The Mozilla Science Lab has a new website

You may have noticed that we recently rolled out the first version of our new website! When we began this project, we knew we wanted the site to serve the open research community and help enable others to learn, solve problems and build new tools together. This led to us building a cleaner and clearer resource with new features supporting open science. I wanted to take some time to introduce some of the updates and motivations, and also invite feedback as we continue to iterate on the design and functionality over the coming months.

First things first – a cleaner homepage

First impressions matter. We wanted our landing page to communicate what we do and show others how they can join us as we bring together a community to help research thrive on the open web.

You’ll notice some bold new imagery and our mission statement placed front and center to help bring some clearer messaging about the Science Lab. We have also added a ‘Join us’ button in both the front page and navigation. When you click on the button, a modal appears summarizing what we do as a community to help others see where they can fit in.

Putting community at the forefront

The Science Lab has, since it’s launch, worked to help support and connect the researchers, librarians and developers advancing open science on the web. Community is at the core of our work, and we wanted the new site to really showcase the people behind the work globally.

If you visit our new About page, you’ll notice the names of contributors from the blog, live events, as well as Collaborate – a project we launched in the fall of 2014. Each name links to a contributor page listing all Collaborate projects they lead, events they’ve helped facilitate and articles they’ve written for our blog. We’re still testing out ways to make this even more representative of the community powering open research, including those involved with live events (sprints, workshops, the Mozilla Festival). We’d love to hear your thoughts – feel free to add them here:

Integration with GitHub

Back this fall, we launched Collaborate, a curated list of open projects from the community furthering science on the web that you can get involved in. Over the last few months, we’ve worked with a handful of project leads to work out the kinks for spinning up these projects and engaging with the research and developer communities.

We’ve also used the pilot as a testbed for GitHub integration – a code hosting service heavily used in the research and software development community. You’ll notice that each project on Collaborate directly links to an open repository, as well as shows the contributors alongside it. You can also favorite / star a project, and join projects (both on the Science Lab site and in your GitHub account).

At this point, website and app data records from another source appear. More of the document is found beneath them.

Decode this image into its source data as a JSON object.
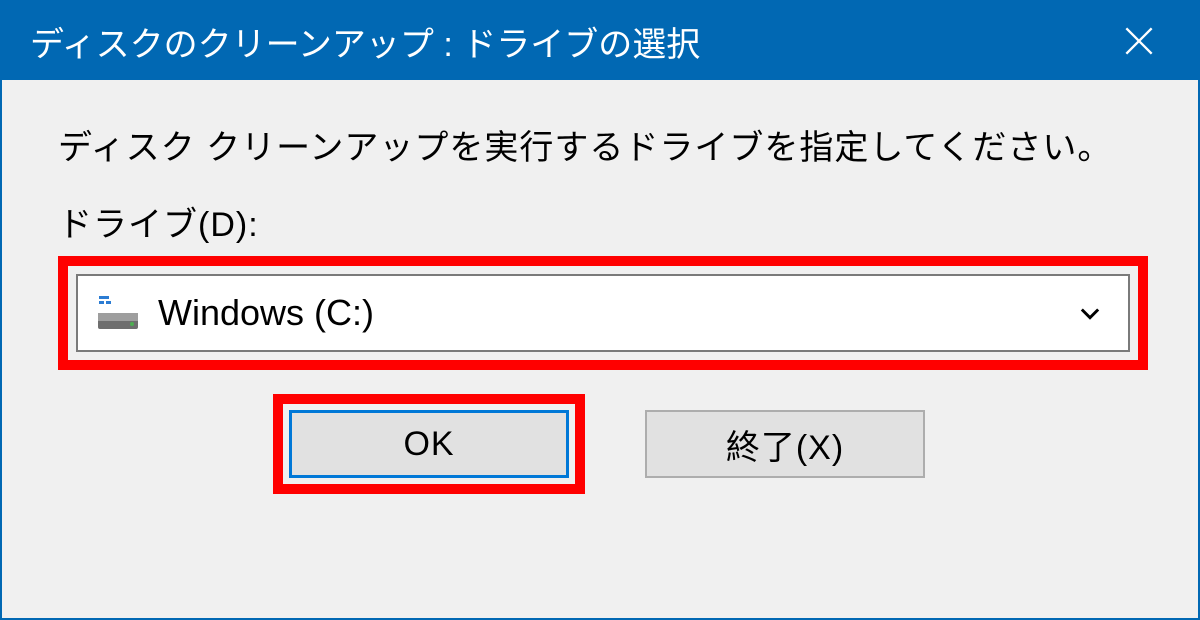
{
  "titlebar": {
    "title": "ディスクのクリーンアップ : ドライブの選択"
  },
  "content": {
    "instruction": "ディスク クリーンアップを実行するドライブを指定してください。",
    "drive_label": "ドライブ(D):",
    "selected_drive": "Windows (C:)"
  },
  "buttons": {
    "ok": "OK",
    "exit": "終了(X)"
  },
  "icons": {
    "close": "close-icon",
    "drive": "drive-icon",
    "chevron": "chevron-down-icon"
  },
  "highlights": {
    "dropdown": true,
    "ok_button": true
  }
}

We’ve also added to the “Join” button a social hack for those new to GitHub. When you hit the button, you’ll be prompted to introduce yourself in the project’s “issues” section (essentially a forum but in the project repository). We’ve seen some incredible conversation starting there, separate from code contributions, welcoming newcomers to the project, sharing ideas, and furthering ties among different communities.

Over the coming months, we’ll be weaving in further integration to the blog to make it even easier to interact with the projects and resources on the site, and contribute. Stay tuned for more.

Opening the call for Collaborate projects

Oh, and we’ve also added a submission form to Collaborate to make it easier to add your project to the list. Just start by selecting a public GitHub repository. There are a few questions to answer and pieces needed to get going which we’ll be writing about soon, but that process will be more open and straightforward soon.

What’s next?

We’ll be updating our blog to make it easier to incorporate more community contributions and tie into the trainings we support and Git and version control. We’re in the process of designing a system that will let anyone submit a blog post for review via GitHub Pull Request. We want to build something that will help us surface interesting work and projects in the community while also helping researchers learn some software development best practices, like version control and code review.

We’re still iterating on this new website. Please let us know your thoughts on how we can better support the open research community!

You can leave your feedback in our GitHub issue tracker.